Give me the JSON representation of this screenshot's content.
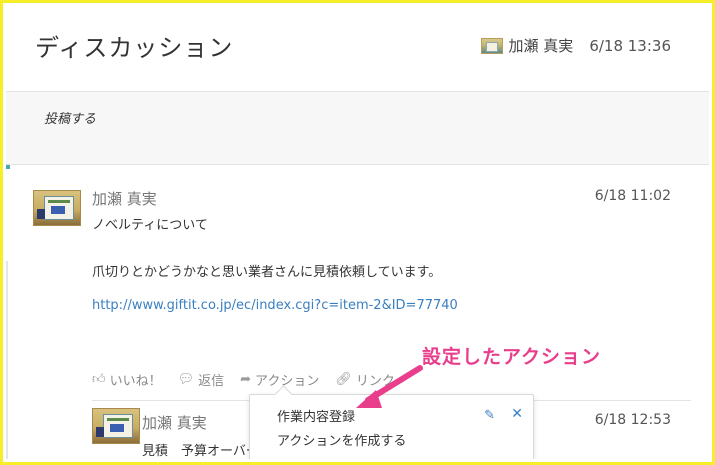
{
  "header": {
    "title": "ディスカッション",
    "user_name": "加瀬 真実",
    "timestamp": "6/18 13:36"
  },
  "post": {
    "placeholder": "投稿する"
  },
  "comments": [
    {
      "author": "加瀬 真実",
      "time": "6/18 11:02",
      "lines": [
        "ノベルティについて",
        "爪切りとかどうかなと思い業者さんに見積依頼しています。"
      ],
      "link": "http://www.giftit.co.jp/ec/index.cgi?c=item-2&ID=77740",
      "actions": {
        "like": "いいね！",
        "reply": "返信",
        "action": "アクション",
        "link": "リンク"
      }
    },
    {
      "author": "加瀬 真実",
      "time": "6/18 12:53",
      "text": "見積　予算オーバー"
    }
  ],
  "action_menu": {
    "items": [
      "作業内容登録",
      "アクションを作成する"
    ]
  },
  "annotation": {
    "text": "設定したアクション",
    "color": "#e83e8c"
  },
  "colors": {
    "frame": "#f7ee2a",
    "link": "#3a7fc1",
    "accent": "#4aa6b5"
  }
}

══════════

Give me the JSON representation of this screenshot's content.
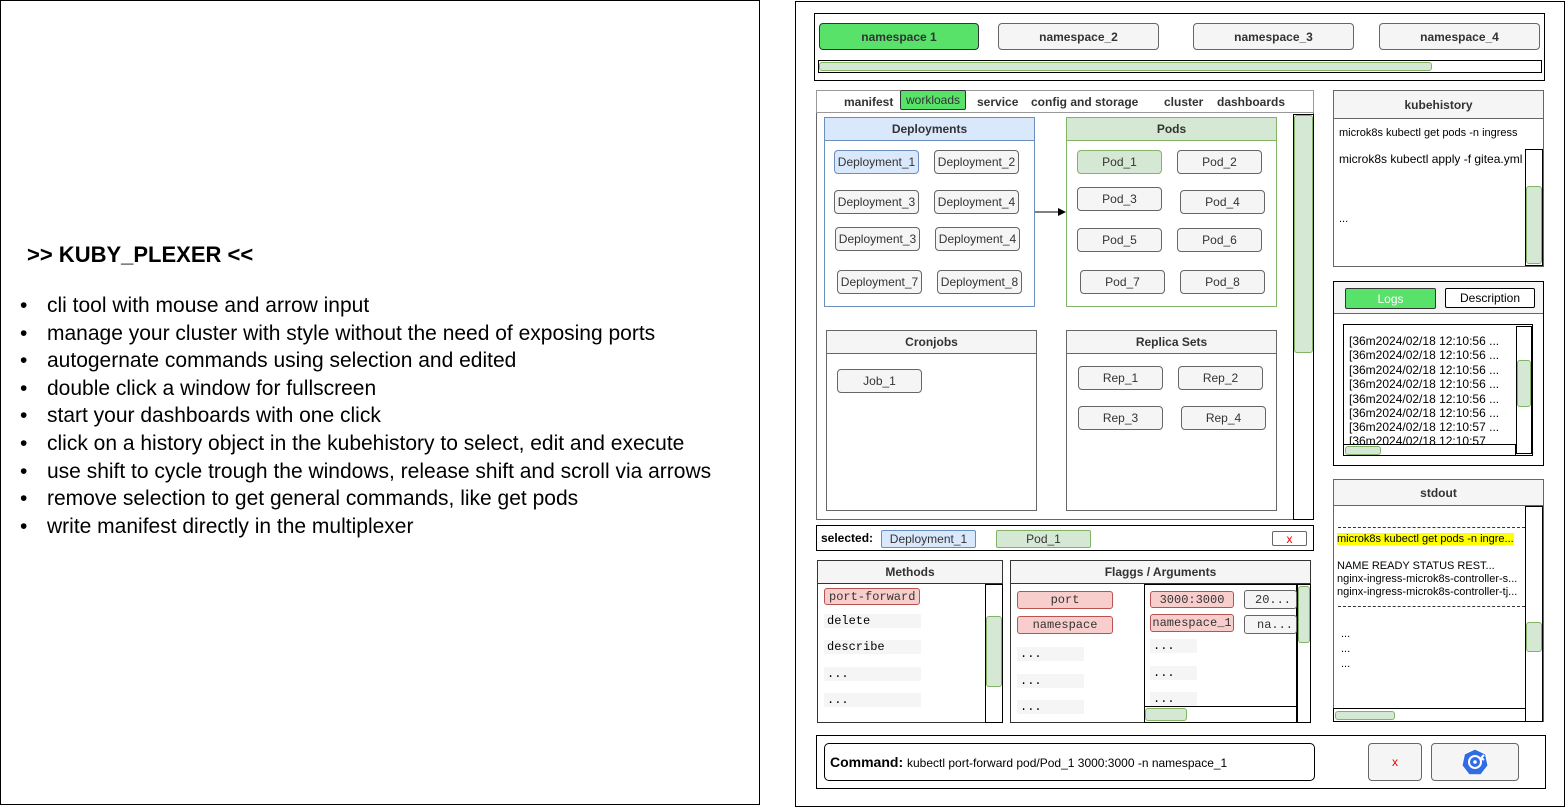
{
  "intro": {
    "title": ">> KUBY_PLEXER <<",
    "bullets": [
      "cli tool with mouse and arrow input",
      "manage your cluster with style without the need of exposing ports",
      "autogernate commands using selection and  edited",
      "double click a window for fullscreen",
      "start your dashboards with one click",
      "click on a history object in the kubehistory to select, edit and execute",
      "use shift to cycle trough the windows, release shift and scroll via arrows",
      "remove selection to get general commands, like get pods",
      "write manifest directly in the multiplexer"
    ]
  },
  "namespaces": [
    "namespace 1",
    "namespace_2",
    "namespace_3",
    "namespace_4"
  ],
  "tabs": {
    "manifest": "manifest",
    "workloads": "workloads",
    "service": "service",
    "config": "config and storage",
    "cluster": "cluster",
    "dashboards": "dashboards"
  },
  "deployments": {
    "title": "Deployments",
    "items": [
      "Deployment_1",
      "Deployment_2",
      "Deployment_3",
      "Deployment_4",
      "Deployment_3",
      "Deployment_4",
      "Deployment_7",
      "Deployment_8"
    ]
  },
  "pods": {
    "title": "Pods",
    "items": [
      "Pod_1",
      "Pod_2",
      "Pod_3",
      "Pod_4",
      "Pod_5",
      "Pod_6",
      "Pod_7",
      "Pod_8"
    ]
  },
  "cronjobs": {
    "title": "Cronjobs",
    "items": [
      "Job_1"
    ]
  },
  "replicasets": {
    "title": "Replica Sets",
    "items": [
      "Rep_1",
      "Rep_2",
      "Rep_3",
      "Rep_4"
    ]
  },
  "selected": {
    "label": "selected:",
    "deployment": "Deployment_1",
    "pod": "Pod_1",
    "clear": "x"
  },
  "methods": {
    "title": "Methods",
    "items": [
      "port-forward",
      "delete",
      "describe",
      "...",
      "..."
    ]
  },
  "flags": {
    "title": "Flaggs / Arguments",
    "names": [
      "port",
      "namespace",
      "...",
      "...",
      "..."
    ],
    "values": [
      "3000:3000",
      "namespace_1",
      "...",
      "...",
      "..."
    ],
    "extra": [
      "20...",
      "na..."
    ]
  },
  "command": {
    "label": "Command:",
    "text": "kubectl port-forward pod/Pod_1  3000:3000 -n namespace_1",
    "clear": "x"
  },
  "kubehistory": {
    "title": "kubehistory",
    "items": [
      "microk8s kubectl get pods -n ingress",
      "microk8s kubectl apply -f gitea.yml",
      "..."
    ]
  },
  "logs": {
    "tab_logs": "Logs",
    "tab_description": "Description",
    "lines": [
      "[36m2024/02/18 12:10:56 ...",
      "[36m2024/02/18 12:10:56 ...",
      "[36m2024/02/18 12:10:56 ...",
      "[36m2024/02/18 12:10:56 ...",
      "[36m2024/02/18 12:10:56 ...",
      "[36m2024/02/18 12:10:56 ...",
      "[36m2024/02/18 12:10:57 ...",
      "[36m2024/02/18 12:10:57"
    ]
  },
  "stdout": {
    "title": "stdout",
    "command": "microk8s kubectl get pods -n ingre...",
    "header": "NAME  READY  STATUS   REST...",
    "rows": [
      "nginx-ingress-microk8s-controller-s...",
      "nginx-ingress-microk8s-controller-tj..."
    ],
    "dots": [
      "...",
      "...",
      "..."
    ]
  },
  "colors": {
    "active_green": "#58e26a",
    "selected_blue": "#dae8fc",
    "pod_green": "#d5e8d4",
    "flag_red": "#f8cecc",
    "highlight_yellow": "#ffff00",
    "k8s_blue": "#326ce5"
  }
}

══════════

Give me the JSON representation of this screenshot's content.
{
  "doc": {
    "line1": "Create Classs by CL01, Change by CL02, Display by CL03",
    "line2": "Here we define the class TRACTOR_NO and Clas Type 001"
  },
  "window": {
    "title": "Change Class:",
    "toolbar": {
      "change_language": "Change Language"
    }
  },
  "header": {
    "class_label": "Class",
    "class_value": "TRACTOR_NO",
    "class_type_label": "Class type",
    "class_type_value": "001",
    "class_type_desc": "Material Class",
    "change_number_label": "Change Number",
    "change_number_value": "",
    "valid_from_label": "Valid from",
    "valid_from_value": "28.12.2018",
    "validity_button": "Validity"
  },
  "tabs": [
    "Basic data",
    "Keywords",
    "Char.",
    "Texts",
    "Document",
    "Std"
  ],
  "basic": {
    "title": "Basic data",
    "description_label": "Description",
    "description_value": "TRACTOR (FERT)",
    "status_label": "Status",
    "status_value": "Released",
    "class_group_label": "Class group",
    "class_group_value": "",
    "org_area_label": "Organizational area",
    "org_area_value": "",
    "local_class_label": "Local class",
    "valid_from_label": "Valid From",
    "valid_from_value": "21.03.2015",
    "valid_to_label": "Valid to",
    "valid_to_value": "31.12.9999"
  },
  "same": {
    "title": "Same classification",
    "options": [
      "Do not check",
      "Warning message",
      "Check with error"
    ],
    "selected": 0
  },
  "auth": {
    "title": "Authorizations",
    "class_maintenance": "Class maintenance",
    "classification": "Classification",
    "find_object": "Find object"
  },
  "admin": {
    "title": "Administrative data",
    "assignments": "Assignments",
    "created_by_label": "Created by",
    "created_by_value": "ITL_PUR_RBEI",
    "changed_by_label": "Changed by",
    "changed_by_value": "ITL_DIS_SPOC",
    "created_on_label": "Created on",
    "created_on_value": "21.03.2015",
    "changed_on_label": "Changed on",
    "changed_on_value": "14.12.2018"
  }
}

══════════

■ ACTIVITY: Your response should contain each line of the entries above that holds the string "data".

■ ANSWER SPACE:
    "Basic data",
    "title": "Basic data",
    "title": "Administrative data",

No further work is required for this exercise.